# Problem
Across all the records below, count the lines that hold "accent". State only that figure.

(Page and application data records)

☆ ☆ ☆

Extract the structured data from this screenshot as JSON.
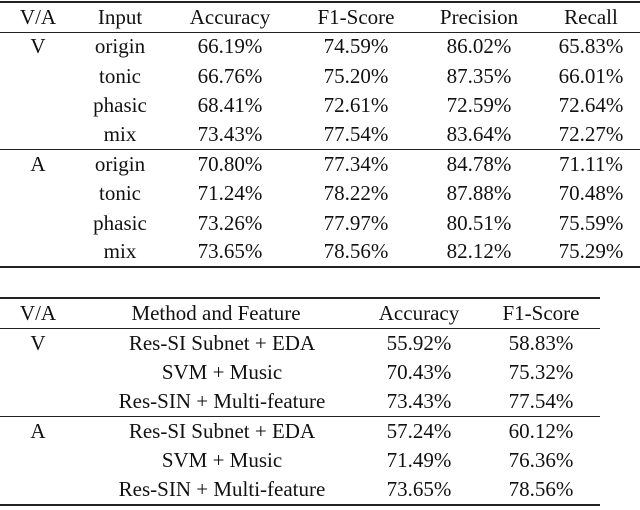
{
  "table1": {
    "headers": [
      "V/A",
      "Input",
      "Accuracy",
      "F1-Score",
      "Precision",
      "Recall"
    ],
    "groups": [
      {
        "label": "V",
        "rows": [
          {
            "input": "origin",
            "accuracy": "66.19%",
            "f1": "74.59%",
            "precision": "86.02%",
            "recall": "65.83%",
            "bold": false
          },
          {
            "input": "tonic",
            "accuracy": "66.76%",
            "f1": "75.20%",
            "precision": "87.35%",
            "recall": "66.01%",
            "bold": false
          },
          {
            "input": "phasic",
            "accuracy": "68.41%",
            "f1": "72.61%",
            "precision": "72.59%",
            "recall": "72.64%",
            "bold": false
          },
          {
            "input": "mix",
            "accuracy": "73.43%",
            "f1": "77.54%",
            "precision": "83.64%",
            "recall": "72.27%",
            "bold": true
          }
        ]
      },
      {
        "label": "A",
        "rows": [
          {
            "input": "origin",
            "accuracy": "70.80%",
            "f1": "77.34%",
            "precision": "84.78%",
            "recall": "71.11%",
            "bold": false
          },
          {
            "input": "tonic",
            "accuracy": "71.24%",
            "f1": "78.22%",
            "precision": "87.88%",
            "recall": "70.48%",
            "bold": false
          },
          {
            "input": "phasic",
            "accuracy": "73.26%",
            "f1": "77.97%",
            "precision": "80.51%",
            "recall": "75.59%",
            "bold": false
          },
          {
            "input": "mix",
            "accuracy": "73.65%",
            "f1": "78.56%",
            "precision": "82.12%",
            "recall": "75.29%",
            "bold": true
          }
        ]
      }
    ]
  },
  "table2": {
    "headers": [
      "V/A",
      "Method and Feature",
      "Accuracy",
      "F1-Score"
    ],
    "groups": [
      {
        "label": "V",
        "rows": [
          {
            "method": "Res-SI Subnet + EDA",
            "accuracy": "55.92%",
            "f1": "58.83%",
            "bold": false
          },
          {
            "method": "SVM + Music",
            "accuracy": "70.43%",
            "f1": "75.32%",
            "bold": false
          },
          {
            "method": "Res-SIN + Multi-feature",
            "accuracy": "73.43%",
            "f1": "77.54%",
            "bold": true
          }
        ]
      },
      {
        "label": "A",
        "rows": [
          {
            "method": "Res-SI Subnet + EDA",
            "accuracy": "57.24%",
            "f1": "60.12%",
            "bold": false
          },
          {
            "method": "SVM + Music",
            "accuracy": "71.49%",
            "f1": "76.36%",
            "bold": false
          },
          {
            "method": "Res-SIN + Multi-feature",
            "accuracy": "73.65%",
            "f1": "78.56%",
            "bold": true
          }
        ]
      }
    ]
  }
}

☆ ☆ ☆

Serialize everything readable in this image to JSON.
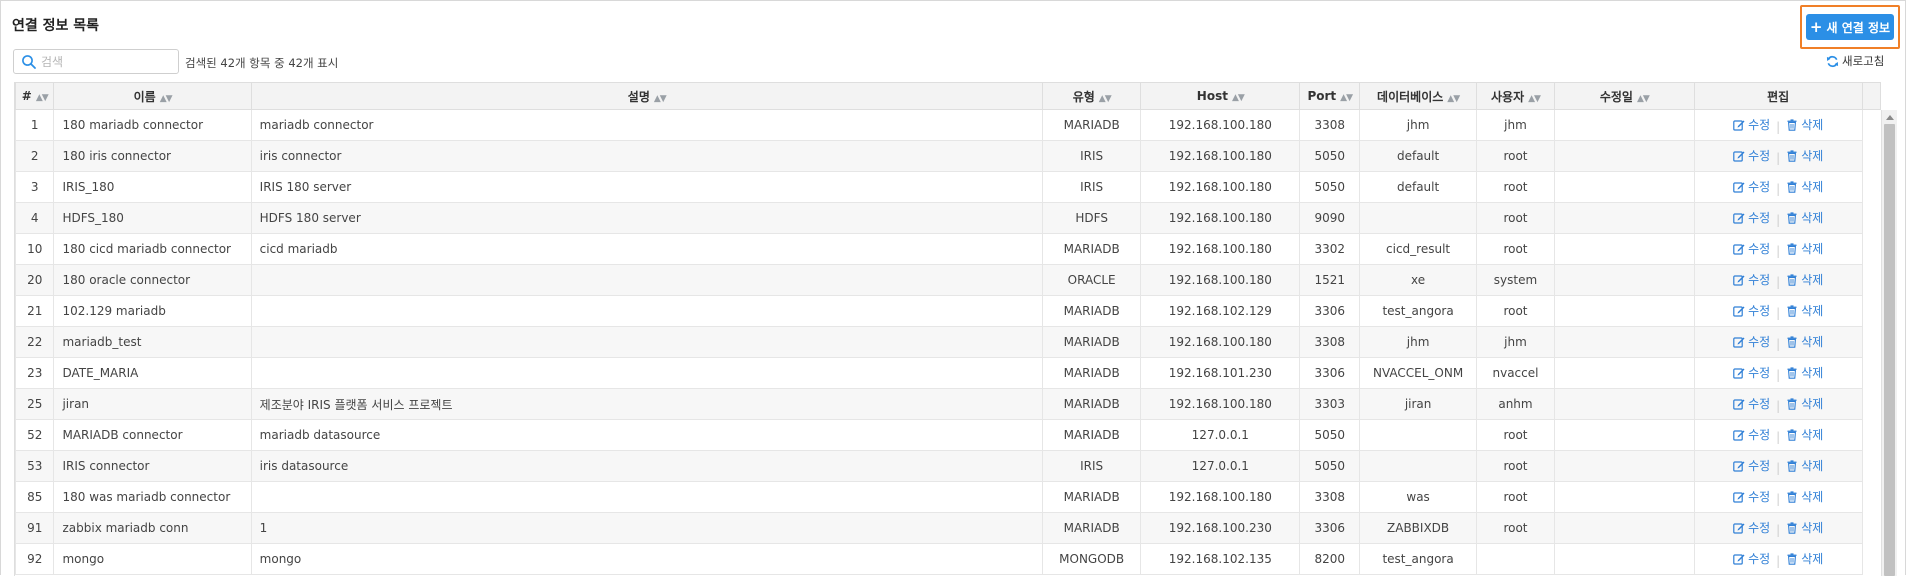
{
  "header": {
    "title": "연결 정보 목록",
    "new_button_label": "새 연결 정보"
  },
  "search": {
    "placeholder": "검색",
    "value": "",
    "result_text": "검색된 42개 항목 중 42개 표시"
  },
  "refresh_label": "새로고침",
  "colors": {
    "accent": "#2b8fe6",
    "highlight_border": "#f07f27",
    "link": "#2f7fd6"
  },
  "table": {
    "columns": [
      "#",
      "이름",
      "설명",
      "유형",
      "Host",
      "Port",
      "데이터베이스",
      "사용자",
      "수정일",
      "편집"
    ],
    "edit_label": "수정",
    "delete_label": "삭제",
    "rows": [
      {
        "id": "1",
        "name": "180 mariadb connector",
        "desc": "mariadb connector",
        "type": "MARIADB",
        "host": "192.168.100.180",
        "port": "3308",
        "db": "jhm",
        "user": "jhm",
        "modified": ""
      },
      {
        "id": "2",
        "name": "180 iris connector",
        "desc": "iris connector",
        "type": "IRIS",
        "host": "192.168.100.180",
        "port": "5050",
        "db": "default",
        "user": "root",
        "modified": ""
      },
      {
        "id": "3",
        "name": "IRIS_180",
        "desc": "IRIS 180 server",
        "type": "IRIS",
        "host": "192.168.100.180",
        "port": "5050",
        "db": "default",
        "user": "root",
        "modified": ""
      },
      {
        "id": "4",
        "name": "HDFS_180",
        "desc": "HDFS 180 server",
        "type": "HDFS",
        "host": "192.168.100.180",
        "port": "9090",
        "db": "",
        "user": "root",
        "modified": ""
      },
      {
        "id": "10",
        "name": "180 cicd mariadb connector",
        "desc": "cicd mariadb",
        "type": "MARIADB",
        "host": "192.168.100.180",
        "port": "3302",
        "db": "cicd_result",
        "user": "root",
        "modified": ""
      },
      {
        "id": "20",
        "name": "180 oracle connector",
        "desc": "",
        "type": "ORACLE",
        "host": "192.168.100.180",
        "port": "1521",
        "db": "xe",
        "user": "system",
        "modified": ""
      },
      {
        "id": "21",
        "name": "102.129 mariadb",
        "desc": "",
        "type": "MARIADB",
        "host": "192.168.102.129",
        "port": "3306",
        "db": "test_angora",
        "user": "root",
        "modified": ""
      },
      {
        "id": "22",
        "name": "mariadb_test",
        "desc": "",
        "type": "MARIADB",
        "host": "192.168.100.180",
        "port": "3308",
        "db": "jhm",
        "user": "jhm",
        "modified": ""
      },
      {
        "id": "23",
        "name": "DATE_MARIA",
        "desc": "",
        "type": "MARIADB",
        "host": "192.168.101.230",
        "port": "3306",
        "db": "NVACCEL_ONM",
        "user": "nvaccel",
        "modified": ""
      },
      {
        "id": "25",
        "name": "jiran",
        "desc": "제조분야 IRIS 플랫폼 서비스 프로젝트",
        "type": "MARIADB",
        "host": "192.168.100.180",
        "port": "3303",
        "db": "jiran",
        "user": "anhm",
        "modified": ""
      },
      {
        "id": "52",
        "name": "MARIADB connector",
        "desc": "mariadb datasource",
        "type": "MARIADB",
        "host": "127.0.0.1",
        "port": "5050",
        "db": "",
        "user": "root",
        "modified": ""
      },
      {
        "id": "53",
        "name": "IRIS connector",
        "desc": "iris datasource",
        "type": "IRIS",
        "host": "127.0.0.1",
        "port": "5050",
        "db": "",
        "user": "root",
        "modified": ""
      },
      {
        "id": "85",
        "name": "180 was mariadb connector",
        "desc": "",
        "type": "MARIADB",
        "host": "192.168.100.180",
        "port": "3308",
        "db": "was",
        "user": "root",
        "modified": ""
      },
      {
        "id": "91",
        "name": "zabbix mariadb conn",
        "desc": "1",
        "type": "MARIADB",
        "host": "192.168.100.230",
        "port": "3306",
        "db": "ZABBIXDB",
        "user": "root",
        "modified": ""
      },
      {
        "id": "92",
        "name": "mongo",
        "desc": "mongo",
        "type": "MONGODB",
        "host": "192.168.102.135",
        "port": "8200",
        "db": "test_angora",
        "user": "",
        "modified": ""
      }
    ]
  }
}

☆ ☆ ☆

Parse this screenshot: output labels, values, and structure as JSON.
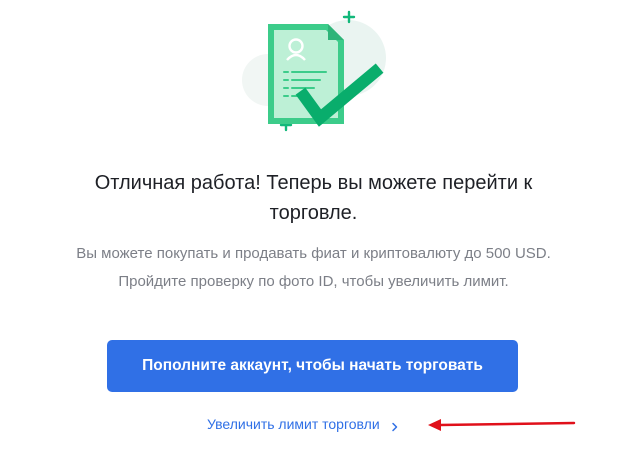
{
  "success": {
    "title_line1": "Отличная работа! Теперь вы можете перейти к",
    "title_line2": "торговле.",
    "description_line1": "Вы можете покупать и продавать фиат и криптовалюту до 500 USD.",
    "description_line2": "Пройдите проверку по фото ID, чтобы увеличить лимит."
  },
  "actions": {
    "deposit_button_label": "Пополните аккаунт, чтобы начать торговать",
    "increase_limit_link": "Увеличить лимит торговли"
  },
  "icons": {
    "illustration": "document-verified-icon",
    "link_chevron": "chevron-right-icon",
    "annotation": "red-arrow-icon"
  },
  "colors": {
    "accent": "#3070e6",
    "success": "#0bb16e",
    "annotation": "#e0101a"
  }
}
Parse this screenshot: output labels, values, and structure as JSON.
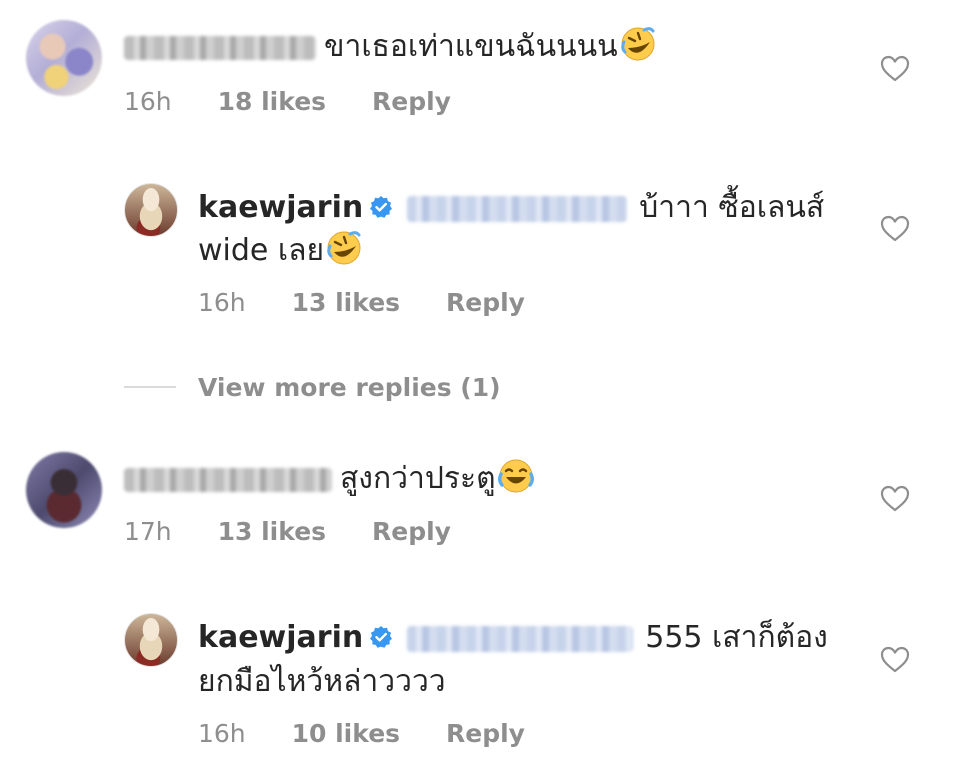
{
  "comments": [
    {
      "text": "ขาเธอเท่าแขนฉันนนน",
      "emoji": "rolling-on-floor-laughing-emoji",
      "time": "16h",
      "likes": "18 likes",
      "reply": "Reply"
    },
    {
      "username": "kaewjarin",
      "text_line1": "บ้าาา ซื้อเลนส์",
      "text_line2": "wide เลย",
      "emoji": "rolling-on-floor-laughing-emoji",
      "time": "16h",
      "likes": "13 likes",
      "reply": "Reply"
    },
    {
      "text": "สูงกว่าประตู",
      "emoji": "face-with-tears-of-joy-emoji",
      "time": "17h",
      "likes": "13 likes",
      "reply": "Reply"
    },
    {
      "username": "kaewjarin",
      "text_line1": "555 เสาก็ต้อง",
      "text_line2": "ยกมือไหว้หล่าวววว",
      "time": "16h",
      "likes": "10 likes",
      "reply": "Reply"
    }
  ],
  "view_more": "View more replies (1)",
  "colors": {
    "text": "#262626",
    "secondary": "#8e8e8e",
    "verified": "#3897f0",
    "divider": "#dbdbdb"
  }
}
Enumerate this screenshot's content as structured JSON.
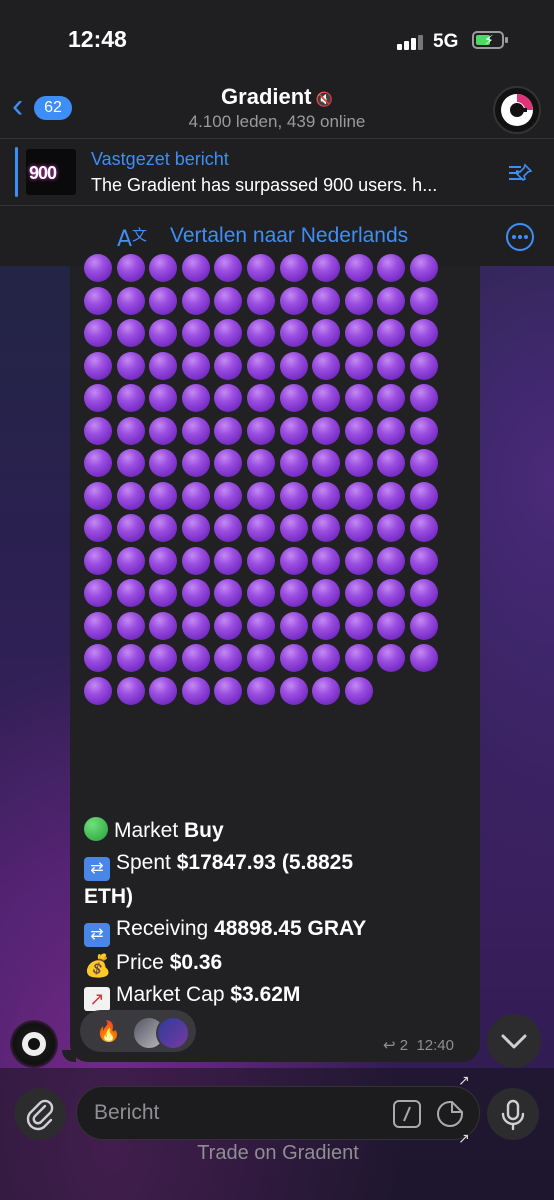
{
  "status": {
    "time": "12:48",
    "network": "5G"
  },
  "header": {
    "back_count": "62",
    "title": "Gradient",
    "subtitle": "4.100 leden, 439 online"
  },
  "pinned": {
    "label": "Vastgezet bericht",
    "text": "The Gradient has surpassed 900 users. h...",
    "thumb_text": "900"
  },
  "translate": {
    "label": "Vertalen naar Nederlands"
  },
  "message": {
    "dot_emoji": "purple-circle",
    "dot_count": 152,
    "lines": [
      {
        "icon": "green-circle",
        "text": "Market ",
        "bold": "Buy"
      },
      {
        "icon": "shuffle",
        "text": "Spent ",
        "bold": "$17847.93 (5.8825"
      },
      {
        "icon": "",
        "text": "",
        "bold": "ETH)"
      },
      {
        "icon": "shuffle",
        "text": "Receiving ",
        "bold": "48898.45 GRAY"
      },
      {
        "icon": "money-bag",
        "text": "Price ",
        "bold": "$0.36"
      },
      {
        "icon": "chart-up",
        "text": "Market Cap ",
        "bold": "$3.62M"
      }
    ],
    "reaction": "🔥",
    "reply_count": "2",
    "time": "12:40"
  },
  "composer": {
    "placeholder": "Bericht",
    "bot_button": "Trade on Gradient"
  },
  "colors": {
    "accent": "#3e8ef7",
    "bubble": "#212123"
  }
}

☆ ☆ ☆

# Worked solution
3